*** DATA SECTION ***
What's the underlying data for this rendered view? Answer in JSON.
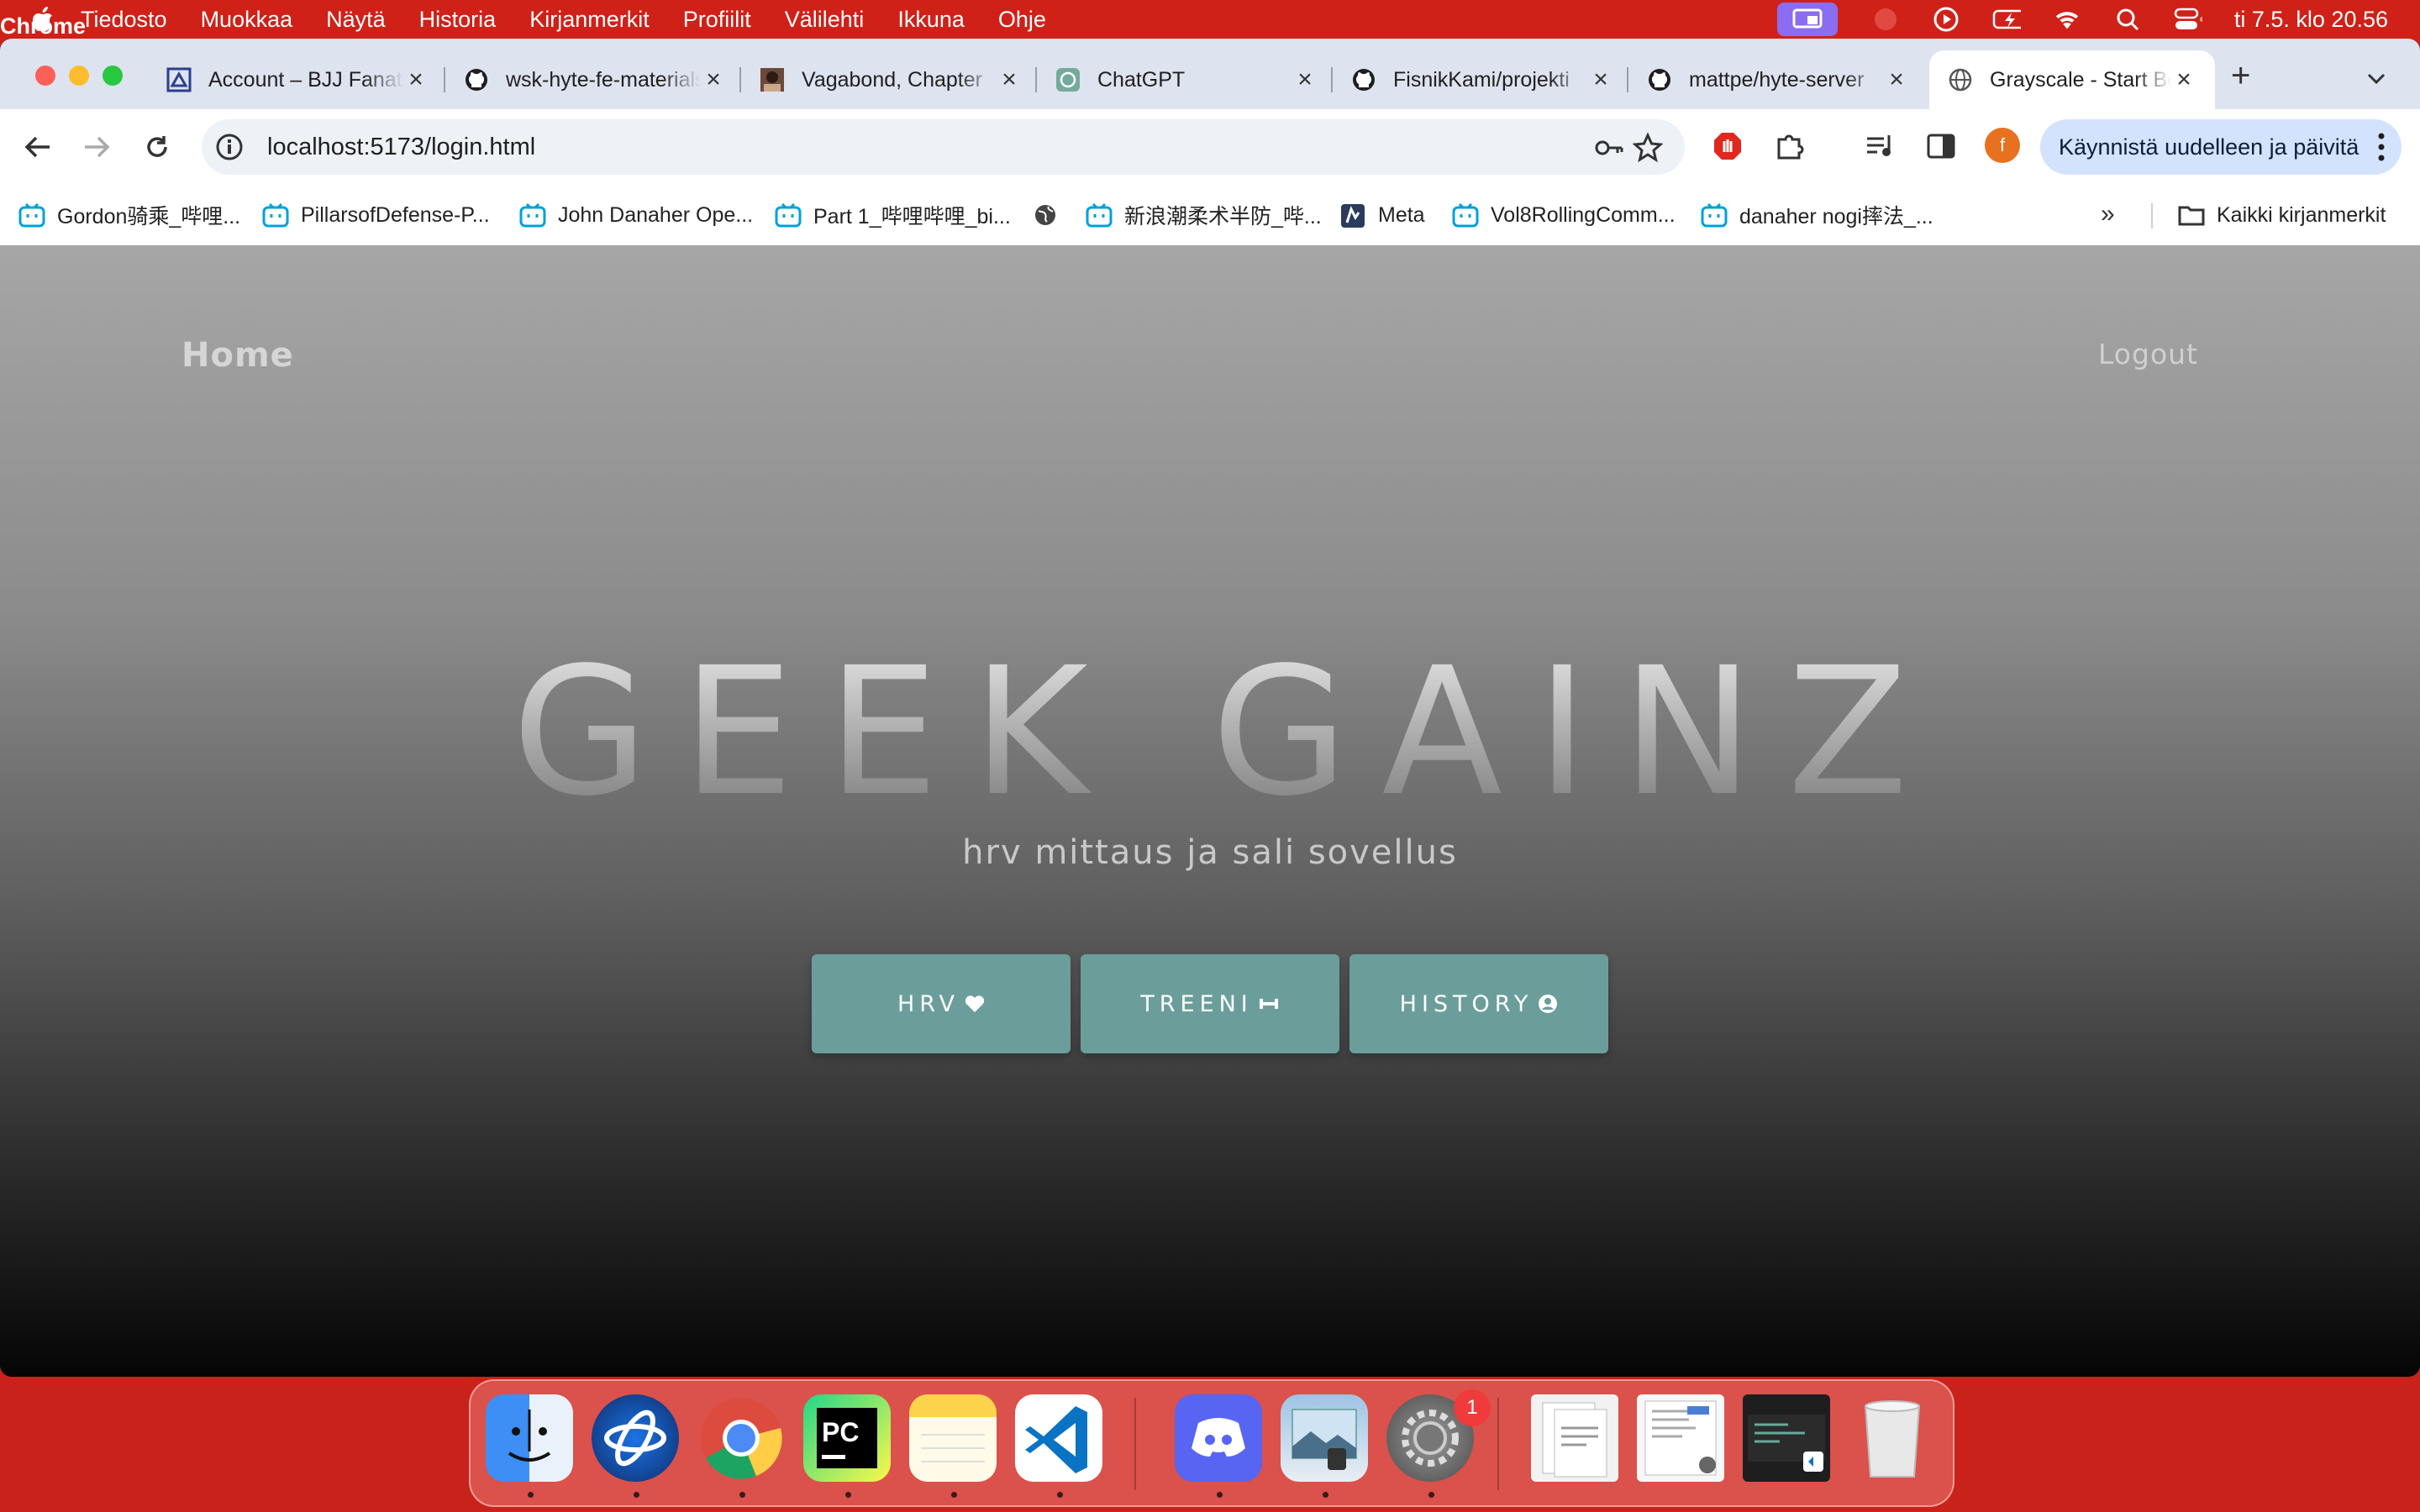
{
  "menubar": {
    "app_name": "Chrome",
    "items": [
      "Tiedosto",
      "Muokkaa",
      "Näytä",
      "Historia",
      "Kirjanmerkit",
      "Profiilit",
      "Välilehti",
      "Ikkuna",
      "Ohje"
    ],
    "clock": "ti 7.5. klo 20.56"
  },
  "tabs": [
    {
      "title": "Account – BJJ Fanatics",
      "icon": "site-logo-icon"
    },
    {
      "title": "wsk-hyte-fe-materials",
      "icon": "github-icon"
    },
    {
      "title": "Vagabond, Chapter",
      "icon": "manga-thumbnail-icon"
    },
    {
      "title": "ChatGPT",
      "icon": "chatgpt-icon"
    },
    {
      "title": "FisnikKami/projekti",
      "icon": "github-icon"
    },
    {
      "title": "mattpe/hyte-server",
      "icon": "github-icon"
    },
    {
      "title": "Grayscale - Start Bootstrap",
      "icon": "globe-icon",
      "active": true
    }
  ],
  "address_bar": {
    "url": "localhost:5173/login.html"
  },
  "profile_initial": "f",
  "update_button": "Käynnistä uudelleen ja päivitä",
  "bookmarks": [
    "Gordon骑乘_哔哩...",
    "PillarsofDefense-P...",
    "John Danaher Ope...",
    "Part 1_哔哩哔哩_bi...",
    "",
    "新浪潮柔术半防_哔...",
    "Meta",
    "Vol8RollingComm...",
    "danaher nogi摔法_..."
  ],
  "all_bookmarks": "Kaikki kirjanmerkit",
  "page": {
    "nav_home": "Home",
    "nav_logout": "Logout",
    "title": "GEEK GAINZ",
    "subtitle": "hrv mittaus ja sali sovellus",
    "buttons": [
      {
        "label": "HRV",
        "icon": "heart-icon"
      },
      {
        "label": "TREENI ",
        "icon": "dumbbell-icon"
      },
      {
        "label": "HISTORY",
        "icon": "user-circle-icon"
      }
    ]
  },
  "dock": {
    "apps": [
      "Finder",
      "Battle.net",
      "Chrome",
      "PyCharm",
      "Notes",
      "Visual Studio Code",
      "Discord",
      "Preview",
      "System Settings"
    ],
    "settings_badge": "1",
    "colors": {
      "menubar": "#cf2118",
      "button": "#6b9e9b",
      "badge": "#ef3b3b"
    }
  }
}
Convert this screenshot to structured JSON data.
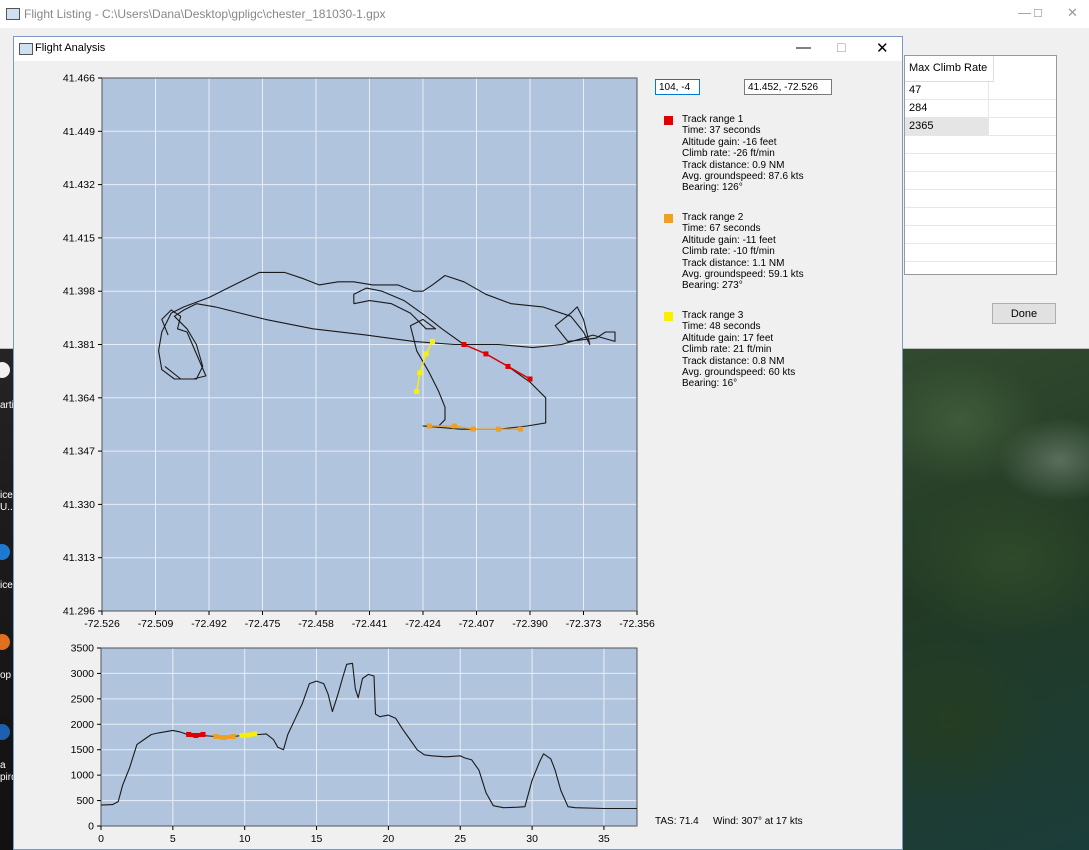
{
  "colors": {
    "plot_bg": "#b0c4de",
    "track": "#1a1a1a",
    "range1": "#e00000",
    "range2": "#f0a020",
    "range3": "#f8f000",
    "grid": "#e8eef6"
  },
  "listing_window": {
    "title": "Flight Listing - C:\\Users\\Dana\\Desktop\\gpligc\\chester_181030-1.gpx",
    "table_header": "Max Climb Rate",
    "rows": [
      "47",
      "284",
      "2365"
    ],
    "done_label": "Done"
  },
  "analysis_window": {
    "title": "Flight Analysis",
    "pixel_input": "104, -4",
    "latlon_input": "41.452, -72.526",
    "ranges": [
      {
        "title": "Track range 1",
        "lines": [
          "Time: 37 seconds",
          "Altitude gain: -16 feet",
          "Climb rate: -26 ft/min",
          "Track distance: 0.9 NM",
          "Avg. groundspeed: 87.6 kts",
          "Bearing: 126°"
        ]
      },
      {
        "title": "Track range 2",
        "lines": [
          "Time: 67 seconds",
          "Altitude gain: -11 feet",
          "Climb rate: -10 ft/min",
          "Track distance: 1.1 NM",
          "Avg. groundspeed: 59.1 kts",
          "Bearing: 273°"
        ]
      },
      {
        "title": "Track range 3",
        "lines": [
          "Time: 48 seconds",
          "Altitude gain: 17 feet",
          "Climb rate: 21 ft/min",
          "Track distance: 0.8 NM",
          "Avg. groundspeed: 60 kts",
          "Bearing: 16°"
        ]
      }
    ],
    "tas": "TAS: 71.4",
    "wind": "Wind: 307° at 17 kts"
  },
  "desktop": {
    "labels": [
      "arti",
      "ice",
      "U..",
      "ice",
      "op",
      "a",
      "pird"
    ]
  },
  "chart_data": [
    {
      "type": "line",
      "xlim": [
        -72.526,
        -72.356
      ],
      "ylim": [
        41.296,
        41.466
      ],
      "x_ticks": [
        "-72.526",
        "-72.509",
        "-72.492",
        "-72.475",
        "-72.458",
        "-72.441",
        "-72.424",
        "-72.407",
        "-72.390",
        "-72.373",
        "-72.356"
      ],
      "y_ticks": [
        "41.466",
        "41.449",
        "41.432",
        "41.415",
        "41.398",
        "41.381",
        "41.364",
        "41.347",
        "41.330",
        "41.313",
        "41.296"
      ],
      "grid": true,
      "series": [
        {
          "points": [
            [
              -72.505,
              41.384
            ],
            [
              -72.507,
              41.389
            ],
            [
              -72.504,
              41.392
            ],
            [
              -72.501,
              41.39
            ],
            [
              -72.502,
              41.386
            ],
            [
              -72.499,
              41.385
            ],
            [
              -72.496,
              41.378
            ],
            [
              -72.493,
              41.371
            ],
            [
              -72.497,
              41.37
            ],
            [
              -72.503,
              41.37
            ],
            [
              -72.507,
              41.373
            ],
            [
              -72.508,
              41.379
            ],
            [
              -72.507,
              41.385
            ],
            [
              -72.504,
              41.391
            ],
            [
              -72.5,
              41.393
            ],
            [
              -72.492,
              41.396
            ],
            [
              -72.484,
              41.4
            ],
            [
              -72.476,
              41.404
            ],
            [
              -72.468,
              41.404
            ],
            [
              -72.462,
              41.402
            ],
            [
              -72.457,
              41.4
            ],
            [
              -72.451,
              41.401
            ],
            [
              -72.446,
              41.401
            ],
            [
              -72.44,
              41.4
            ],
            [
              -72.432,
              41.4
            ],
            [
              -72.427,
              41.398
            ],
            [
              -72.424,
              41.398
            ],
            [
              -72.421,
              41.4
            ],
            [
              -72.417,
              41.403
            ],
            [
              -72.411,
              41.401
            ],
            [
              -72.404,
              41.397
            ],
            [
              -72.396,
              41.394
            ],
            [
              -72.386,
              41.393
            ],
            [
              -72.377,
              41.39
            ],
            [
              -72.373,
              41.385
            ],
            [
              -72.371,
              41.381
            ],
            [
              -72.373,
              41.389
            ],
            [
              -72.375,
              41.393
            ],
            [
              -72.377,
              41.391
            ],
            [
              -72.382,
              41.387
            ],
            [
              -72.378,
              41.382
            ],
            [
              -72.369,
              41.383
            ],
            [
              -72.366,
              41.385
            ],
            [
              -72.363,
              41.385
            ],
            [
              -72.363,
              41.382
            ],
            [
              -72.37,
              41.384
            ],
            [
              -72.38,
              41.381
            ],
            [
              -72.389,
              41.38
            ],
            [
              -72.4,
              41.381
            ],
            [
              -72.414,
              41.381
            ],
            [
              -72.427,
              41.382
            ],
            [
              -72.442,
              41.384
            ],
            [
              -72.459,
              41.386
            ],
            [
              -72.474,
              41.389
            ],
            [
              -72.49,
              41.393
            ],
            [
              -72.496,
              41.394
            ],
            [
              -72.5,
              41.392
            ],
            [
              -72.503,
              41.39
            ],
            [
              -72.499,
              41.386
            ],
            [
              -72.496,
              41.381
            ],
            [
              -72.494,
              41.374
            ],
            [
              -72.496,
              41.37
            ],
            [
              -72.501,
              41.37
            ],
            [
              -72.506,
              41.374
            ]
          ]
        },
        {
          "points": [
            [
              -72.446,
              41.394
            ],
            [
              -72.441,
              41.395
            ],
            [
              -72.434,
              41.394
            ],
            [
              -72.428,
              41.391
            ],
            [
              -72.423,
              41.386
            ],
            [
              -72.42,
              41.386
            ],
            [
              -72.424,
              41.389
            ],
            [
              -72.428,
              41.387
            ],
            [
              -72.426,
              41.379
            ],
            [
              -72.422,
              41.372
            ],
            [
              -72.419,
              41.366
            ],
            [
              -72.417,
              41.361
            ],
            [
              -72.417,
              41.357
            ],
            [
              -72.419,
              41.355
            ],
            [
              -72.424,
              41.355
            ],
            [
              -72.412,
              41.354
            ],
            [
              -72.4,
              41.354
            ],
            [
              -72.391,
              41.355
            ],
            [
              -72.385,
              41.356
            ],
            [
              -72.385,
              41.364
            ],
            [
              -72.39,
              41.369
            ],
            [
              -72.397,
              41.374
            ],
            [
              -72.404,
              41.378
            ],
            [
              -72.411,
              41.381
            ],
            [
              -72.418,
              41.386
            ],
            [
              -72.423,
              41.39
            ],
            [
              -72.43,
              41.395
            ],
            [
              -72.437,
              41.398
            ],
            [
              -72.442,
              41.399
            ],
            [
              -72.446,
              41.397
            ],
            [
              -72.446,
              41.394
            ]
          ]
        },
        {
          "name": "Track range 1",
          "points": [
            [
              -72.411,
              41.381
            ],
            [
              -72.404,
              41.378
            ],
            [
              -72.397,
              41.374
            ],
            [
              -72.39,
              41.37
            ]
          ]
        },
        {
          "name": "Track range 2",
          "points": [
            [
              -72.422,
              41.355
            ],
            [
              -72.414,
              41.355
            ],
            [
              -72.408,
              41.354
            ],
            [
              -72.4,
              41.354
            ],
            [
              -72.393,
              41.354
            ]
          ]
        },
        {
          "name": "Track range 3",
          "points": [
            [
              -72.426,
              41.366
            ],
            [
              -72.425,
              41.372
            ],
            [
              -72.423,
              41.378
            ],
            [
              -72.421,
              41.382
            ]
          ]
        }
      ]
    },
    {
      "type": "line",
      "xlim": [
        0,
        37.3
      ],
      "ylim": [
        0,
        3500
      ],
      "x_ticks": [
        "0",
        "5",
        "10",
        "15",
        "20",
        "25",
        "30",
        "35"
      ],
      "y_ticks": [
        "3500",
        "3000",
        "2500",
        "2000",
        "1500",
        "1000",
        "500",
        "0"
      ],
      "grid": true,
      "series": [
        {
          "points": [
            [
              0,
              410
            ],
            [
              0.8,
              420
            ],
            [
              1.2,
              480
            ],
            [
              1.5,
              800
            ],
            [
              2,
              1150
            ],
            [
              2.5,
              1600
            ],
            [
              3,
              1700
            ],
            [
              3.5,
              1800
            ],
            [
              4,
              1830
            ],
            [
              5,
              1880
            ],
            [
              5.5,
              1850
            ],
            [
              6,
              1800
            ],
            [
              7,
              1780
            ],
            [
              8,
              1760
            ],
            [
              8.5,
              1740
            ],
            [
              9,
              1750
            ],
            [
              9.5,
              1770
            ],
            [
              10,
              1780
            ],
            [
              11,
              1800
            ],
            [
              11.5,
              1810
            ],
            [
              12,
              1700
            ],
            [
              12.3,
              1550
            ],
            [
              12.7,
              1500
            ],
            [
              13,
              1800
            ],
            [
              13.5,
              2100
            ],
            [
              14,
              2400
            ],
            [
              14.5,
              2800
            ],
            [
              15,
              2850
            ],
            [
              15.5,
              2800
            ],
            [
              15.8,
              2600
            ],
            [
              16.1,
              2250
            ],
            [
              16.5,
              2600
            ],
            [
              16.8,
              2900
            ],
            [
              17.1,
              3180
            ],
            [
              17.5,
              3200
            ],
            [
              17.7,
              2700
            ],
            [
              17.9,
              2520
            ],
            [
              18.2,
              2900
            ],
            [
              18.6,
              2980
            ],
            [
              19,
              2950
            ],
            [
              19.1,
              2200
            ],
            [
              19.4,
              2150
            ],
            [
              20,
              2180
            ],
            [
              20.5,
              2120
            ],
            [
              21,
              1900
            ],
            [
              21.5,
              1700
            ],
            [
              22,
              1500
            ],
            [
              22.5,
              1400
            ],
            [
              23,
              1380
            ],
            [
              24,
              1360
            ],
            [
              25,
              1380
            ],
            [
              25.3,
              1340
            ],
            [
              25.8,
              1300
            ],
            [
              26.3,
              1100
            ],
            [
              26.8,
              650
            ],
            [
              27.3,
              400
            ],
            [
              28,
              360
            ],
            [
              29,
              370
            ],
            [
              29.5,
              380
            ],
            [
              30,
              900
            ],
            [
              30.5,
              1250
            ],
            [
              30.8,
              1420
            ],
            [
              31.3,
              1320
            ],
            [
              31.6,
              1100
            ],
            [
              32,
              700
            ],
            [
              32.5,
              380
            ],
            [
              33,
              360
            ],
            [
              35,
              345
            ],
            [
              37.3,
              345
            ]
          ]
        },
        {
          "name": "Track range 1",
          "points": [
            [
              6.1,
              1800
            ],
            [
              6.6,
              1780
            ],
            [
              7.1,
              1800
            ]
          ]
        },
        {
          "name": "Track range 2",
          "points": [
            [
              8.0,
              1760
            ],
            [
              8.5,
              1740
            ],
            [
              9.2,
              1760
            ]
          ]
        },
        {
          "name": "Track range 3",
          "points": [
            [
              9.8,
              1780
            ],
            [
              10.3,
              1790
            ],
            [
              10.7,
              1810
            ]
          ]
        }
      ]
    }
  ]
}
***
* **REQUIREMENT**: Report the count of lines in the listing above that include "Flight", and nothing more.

* **OUTPUT FOR THIS EXERCISE**: 2